WORK REQUIRED: Count the lines in the entries below that include the word "this". Give nothing but the number.

EXTRACTED INFORMATION:
--*--
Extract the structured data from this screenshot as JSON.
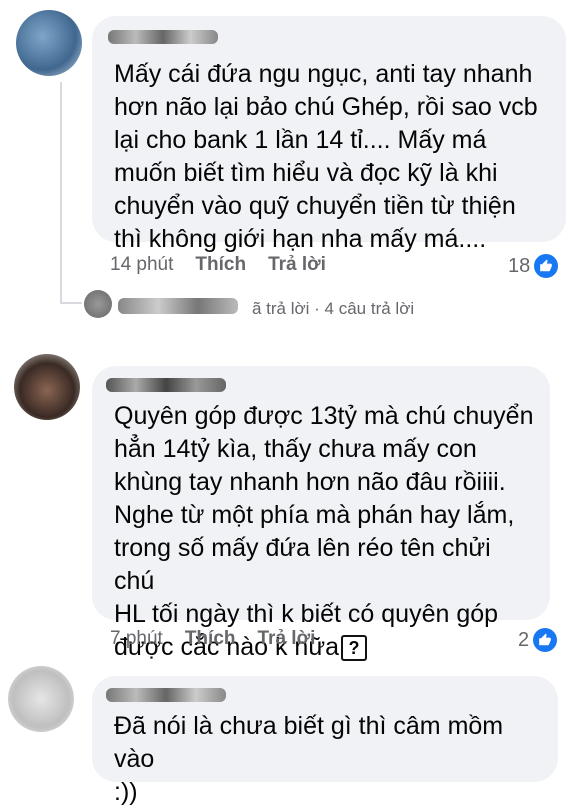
{
  "comments": [
    {
      "text": "Mấy cái đứa ngu ngục, anti tay nhanh\nhơn não lại bảo chú Ghép, rồi sao vcb\nlại cho bank 1 lần 14 tỉ.... Mấy má\nmuốn biết tìm hiểu và đọc kỹ là khi\nchuyển vào quỹ chuyển tiền từ thiện\nthì không giới hạn nha mấy má....",
      "time": "14 phút",
      "like_label": "Thích",
      "reply_label": "Trả lời",
      "reaction_count": "18"
    },
    {
      "text": "Quyên góp được 13tỷ mà chú chuyển\nhẳn 14tỷ kìa, thấy chưa mấy con\nkhùng tay nhanh hơn não đâu rồiiii.\nNghe từ một phía mà phán hay lắm,\ntrong số mấy đứa lên réo tên chửi chú\nHL tối ngày thì k biết có quyên góp\nđược cắc nào k nữa",
      "emoji_box": "?",
      "time": "7 phút",
      "like_label": "Thích",
      "reply_label": "Trả lời",
      "reaction_count": "2"
    },
    {
      "text": "Đã nói là chưa biết gì thì câm mồm vào\n:))"
    }
  ],
  "replies_summary": "ã trả lời · 4 câu trả lời",
  "colors": {
    "like_blue": "#1877f2",
    "bubble_bg": "#f0f2f5",
    "meta_gray": "#65676b"
  }
}
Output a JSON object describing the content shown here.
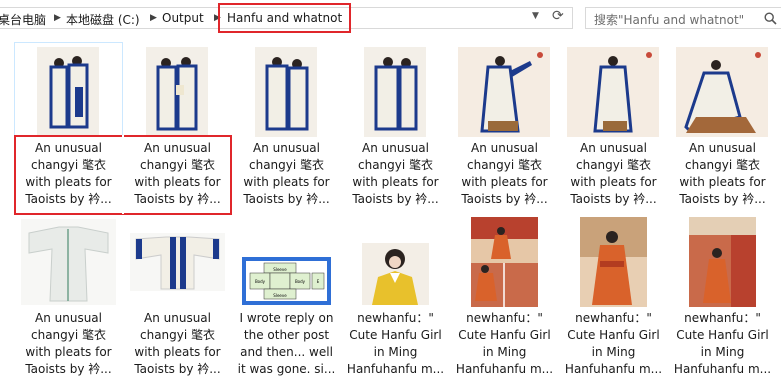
{
  "address_bar": {
    "crumbs": [
      "桌台电脑",
      "本地磁盘 (C:)",
      "Output",
      "Hanfu and whatnot"
    ],
    "dropdown_icon": "chevron-down-icon",
    "refresh_icon": "refresh-icon"
  },
  "search": {
    "placeholder": "搜索\"Hanfu and whatnot\"",
    "icon": "search-icon"
  },
  "files": [
    {
      "lines": [
        "An unusual",
        "changyi 氅衣",
        "with pleats for",
        "Taoists by 衿..."
      ]
    },
    {
      "lines": [
        "An unusual",
        "changyi 氅衣",
        "with pleats for",
        "Taoists by 衿..."
      ]
    },
    {
      "lines": [
        "An unusual",
        "changyi 氅衣",
        "with pleats for",
        "Taoists by 衿..."
      ]
    },
    {
      "lines": [
        "An unusual",
        "changyi 氅衣",
        "with pleats for",
        "Taoists by 衿..."
      ]
    },
    {
      "lines": [
        "An unusual",
        "changyi 氅衣",
        "with pleats for",
        "Taoists by 衿..."
      ]
    },
    {
      "lines": [
        "An unusual",
        "changyi 氅衣",
        "with pleats for",
        "Taoists by 衿..."
      ]
    },
    {
      "lines": [
        "An unusual",
        "changyi 氅衣",
        "with pleats for",
        "Taoists by 衿..."
      ]
    },
    {
      "lines": [
        "An unusual",
        "changyi 氅衣",
        "with pleats for",
        "Taoists by 衿..."
      ]
    },
    {
      "lines": [
        "An unusual",
        "changyi 氅衣",
        "with pleats for",
        "Taoists by 衿..."
      ]
    },
    {
      "lines": [
        "I wrote reply on",
        "the other post",
        "and then... well",
        "it was gone. si..."
      ],
      "diagram_labels": [
        "Sleeve",
        "Body",
        "Body",
        "Sleeve",
        "E"
      ]
    },
    {
      "lines": [
        "newhanfu：\"",
        "Cute Hanfu Girl",
        "in Ming",
        "Hanfuhanfu m..."
      ]
    },
    {
      "lines": [
        "newhanfu：\"",
        "Cute Hanfu Girl",
        "in Ming",
        "Hanfuhanfu m..."
      ]
    },
    {
      "lines": [
        "newhanfu：\"",
        "Cute Hanfu Girl",
        "in Ming",
        "Hanfuhanfu m..."
      ]
    },
    {
      "lines": [
        "newhanfu：\"",
        "Cute Hanfu Girl",
        "in Ming",
        "Hanfuhanfu m..."
      ]
    }
  ],
  "colors": {
    "selection_outline": "#e0262b",
    "hanfu_blue": "#1c3a8c",
    "hanfu_white": "#f2efe6",
    "ming_orange": "#d9622b",
    "palace_red": "#b8412e"
  }
}
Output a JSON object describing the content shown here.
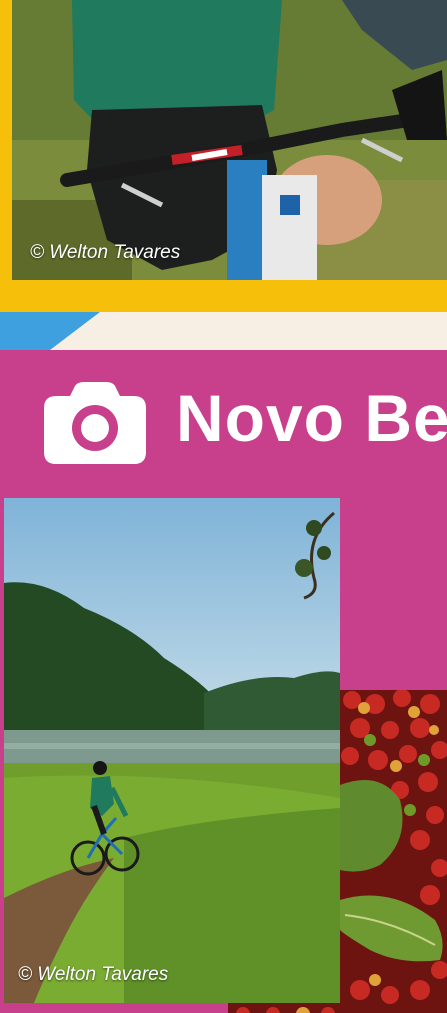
{
  "top_photo": {
    "credit": "© Welton Tavares"
  },
  "brand": {
    "title": "Novo Be",
    "icon": "camera-icon"
  },
  "landscape_photo": {
    "credit": "© Welton Tavares"
  },
  "colors": {
    "frame_yellow": "#f5bf0a",
    "brand_magenta": "#c83f8b",
    "stripe_blue": "#3fa0e0",
    "stripe_cream": "#f7efe4"
  }
}
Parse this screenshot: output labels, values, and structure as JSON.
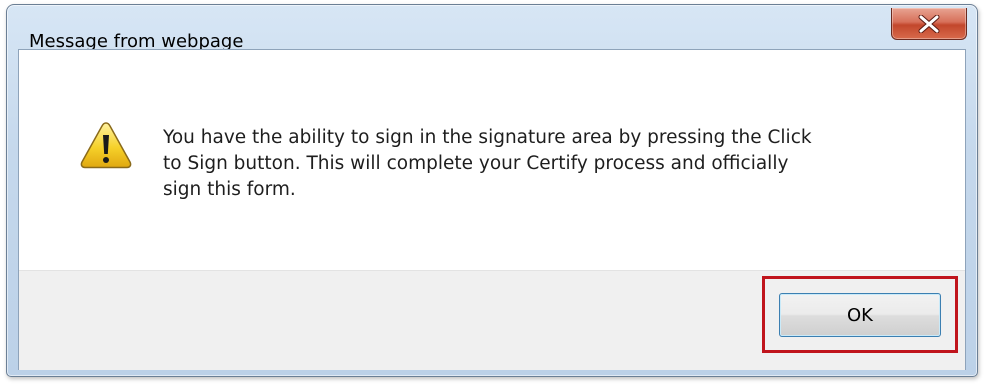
{
  "dialog": {
    "title": "Message from webpage",
    "close_icon": "close-icon",
    "message_icon": "warning-icon",
    "message": "You have the ability to sign in the signature area by pressing the Click\nto Sign button.  This will complete your Certify process and officially\nsign this form.",
    "ok_label": "OK"
  },
  "colors": {
    "highlight_border": "#c0141c",
    "close_button": "#c2472c",
    "warning_fill": "#f6d12a"
  }
}
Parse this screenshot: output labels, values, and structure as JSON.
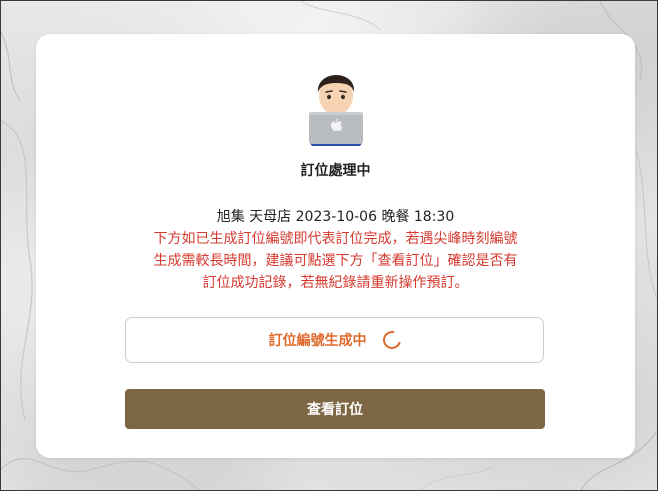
{
  "status": {
    "title": "訂位處理中",
    "booking_info": "旭集 天母店 2023-10-06 晚餐 18:30",
    "notice_lines": [
      "下方如已生成訂位編號即代表訂位完成，若遇尖峰時刻編號",
      "生成需較長時間，建議可點選下方「查看訂位」確認是否有",
      "訂位成功記錄，若無紀錄請重新操作預訂。"
    ],
    "generating_label": "訂位編號生成中"
  },
  "actions": {
    "view_booking_label": "查看訂位"
  },
  "icons": {
    "illustration": "technologist-with-laptop-icon",
    "loading": "loading-spinner-icon"
  },
  "colors": {
    "notice": "#d63a2f",
    "accent": "#e06a2c",
    "button": "#7d6644"
  }
}
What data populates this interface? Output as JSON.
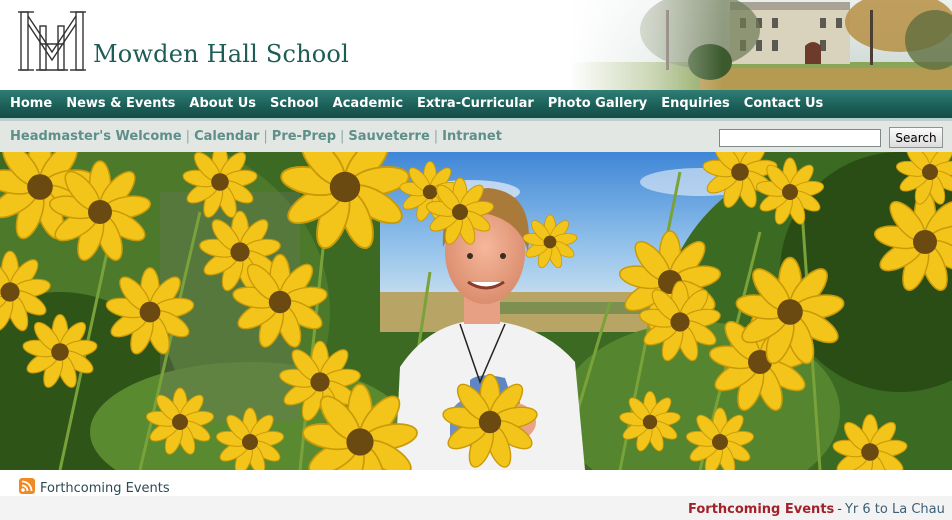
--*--
WRITTEN ANSWER: 5